"Not every Christian horrified by Harry Potter"
by David Waters (Scripps Howard News Service, July 05, 2000)
|- Professor McGonagall was right.
"He'll be famous, a legend," the professor said of wee Harry Potter in the first chapter of the first book of children's stories that have charmed the world.
"Every child in our world will know his name."
Well, not every child. Not yet, anyway.
J.K. Rowling's first three books about the young wizard have sold more than 8 million copies and been published in 115 countries and 28 languages.
The fourth installment, already a bestseller, arrives Saturday. Lines are forming and security is tight.
But not everyone is wild about Harry.
Parents - Muggles, we suspect - in South Carolina, California, Nebraska, Georgia and Minnesota have complained to public school administrators about the books.
What's the problem?
"The book's main characters engage in occultic and Wiccan-style exercises. Harry and his colleagues routinely practice sorcery, cast spells, fly on broomsticks and talk with spirits of the dead," John Andrew Murray reports in Focus on the Family's Citizen magazine.
"Rowling's work invites children into a world where witchcraft is 'neutral' and where authority is determined solely by one's cleverness."
Obviously, this guy has never seen a Nimbus Two Thousand.
Linda Beam, Focus on the Family's contributing culture analyst, also rails against Rowling.
"Parents may breathe a sigh of relief knowing that Rowling isn't trying to lure their children into occult activity.
"But what the author does in her disbelief may be more harmful than she realizes, since children who become fascinated by her charms and spells could eventually stumble into the very real world of witchcraft and the occult," Beam writes.

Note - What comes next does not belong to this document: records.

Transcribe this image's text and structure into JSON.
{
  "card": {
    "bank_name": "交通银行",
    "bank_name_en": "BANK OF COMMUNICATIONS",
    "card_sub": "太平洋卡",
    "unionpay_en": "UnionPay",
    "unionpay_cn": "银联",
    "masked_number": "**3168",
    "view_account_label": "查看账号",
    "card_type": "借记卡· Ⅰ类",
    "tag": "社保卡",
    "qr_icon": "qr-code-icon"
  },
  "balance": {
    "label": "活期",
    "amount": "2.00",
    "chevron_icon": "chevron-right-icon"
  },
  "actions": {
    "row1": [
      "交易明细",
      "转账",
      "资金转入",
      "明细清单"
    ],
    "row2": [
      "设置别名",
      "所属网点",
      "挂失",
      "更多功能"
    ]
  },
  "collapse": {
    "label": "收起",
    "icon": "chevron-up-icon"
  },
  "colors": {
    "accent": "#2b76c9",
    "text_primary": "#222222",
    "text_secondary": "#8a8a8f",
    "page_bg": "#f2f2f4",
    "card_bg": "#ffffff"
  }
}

"These stories are not fueled by witchcraft, but by secularism."
Sounds like a Squib.
Focus on the Family isn't the only conservative Christian group pelting Harry with Bludgers.
"J.K. Rowling is fast becoming a virtual Pied Piper for the modern version of neopagan religion," states an organization called Family Friendly Libraries.
Slytherin, no doubt.
"Though Harry's adventures are obviously not religious instruction books, they employ heavy use of Wicca symbolism, language and themes."
Rowling's publisher likens the Potter series to other fantasy/allegories such as C.S. Lewis's tales of Narnia and J.R.R. Tolkien's Middle Earth trilogy.
Not so fast, Anne McCain writes in a Howler published by World magazine.
In Narnia and Middle Earth, "the difference between good and evil is clear. In comparison, Harry Potter's topsy-turvy moral universe is confusing."
Nothing like our own, you see.
Professor McGonagall saw all of this coming.
"These people will never understand him," she said of Harry in the first chapter of "Sorcerer's Stone."
She was wrong about that. Not all Harry Potter readers check their Sorting Hats at the door.
Charles Colson, evangelical author and activist, says the magic and sorcery in the Potter books are "purely mechanical, as opposed to occultic."
"Harry and friends develop courage, loyalty, and a willingness to sacrifice for one another - even at risk of their lives," says Colson, a Keeper who became a Seeker.
"Not bad lessons in a self-centered world."
Alan Jacobs, a professor of literature at evangelical Wheaton College, gives Rowling a thumbs-up.
The Potter books promote "a kind of spiritual warfare, a struggle between good and evil," he says.
"There is in books like this the possibility for moral reflection (and) the question of what to do with magic powers is explored in an appropriate and morally serious way.''
Hey, Professor Dumbledore, hire that guy.
Perhaps Harry's greatest endorsement comes from Christianity Today, a magazine founded by Billy Graham.
"We think you should read the Harry Potter books to your kids," the magazine declared in a January editorial.
"Rowling's series is a Book of Virtues with a preadolescent funny bone. Amid the laugh-out-loud scenes are wonderful examples of compassion, loyalty, courage, friendship, and even self-sacrifice."
Hope the Daily Prophet printed that.
So, what's the cause of these wide differences of opinion about Harry? Professor Lupin knows.
"Nobody knows what a boggart looks like when he is alone," Lupin said in the third book, "Harry Potter and the Prisoner of Azkaban."
"But when I let him out, he will immediately become whatever each of us most fears."
Harry Potter readers know what repels a boggart.
The same thing you hear when you read one of Rowling's books to a child.